The world knows her as ‘Magnificent Mary’, by occupation she is a police officer, her main hobby is martial arts and she is the mother of three. And she is one of the rare Indian athletes on whom a super-duper biopic has been made.
Her boxing credentials could put any top Indian athlete to shade. She is a five-time world champion, an Olympic bronze medallist, and on Wednesday became the first Indian woman boxer to clinch an Asian Games gold.
At 31, with three kids to raise with the youngest, Prince Chungthanglen, a toddler, she decided to get back to the boxing ring. Training like a woman possessed and determined to get back into the national squad, she won her biggest test at the Seonhak Gymnasium.
So, when Mary met the 2010 Asian championship winner in the final, everyone knew it would be tough, especially since this was the first international event the tiny Manipuri was competing in after the London Olympics.
Read: MC Mary Kom - unboxed
But the spring in Mary’s steps was unmistakeable, her body language positive. She had entered the ring to win. The young Kazakh was taking her chances and making Mary Kom strain her ageing legs but little realising that the final burst was yet to come.
A cracking left jab in the first round did rattle Mary. “Yes, the Kazakh girl was good and moved quite well, but I knew that to overcome the challenges at the Asian Games, I had to build my endurance. I didn’t want to lose like I did at Guangzhou (2010), where I finished with a bronze,” said the champion boxer.
The moment she entered the hall with her entourage, chants of ‘Mary, Mary’ virtually brought the ceiling down. It seemed everyone, irrespective of nationality, was willing Mary to win.
Of course, there were distractions, the biggest of all being L Sarita Devi being denied a certain place in the final by the judges “in one of the most one-sided decisions I have witnessed”.
Even national coach Gurbax Singh Sandhu felt before the bout that Mary could get affected as the two “always prefer to be roommates when they are on international assignments”.
To get back the positive feeling in the camp, Manipuri dish, Iromba, was prepared in the night, and it lifted the spirits somewhat. The rest Mary Kom had to do in the ring. “I worried a lot about Sarita the whole night, but I also thought I could ease her suffering by winning gold.”
And the first person she hugged on stepping out of the ring with gold was Sarita. Tears of joy welled in the eyes of both boxers and Sarita seemed to bask in Mary’s glory. Outside the arena, hundreds waited to congratulate the Indian on her maiden Asian Games gold, and her coaches waxed eloquent on how they had brought her to this level in a span of just a few months.

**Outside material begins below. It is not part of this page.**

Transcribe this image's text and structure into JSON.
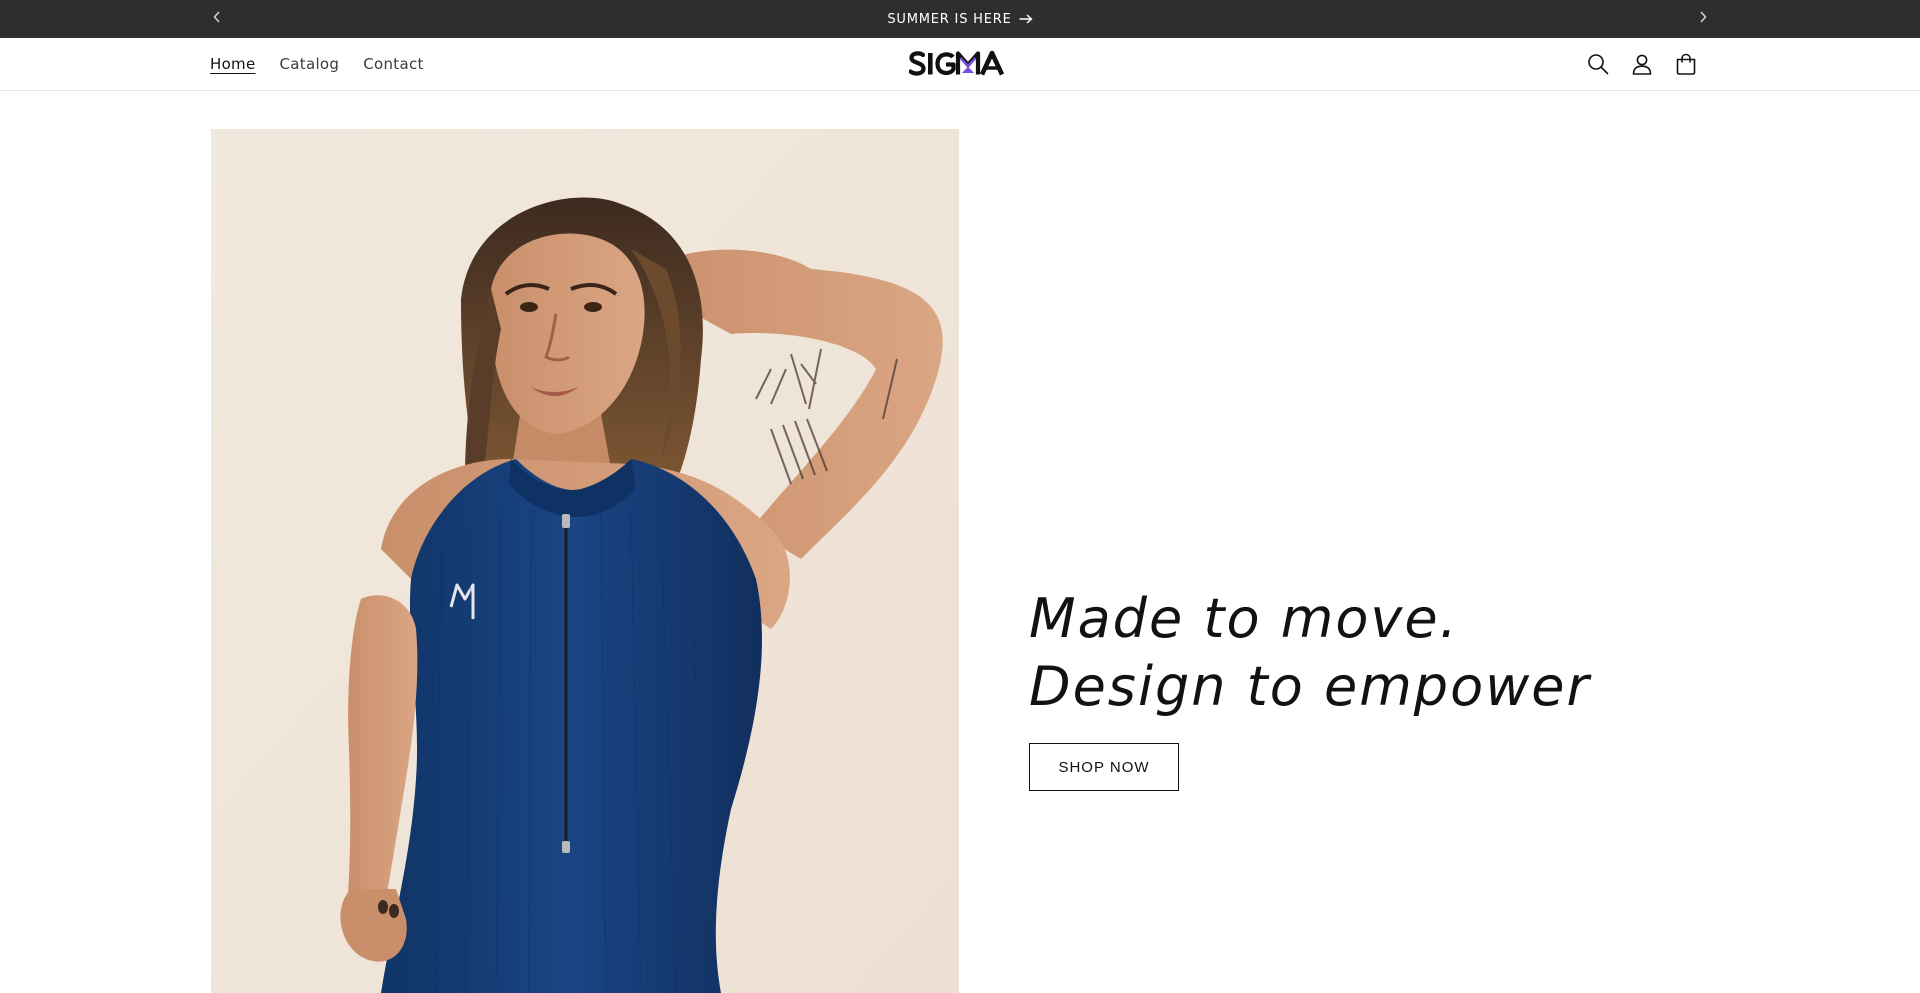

It started before the Commonwealth Games when she lost the national trials to Pinki Jangra and failed to make it to Glasgow squad. And when she caused a furore after the Asiad trials were postponed, everyone thought she was being extremely rigid.
No one thought she was only counting every second out of the ring as time wasted. She beat her opponent hands down in the trials and arrived in Incheon.
In the final, the Kazakh boxer was tough and after the first round it was difficult to decide who had the upperhand. The second too was close but the last two sealed it in Mary’s favour. Technically, she looked the better boxer by far. Mary had the experience and she seemed to dig deep into reserves of energy.
By the time the bout ended, no one had a doubt who the champion was.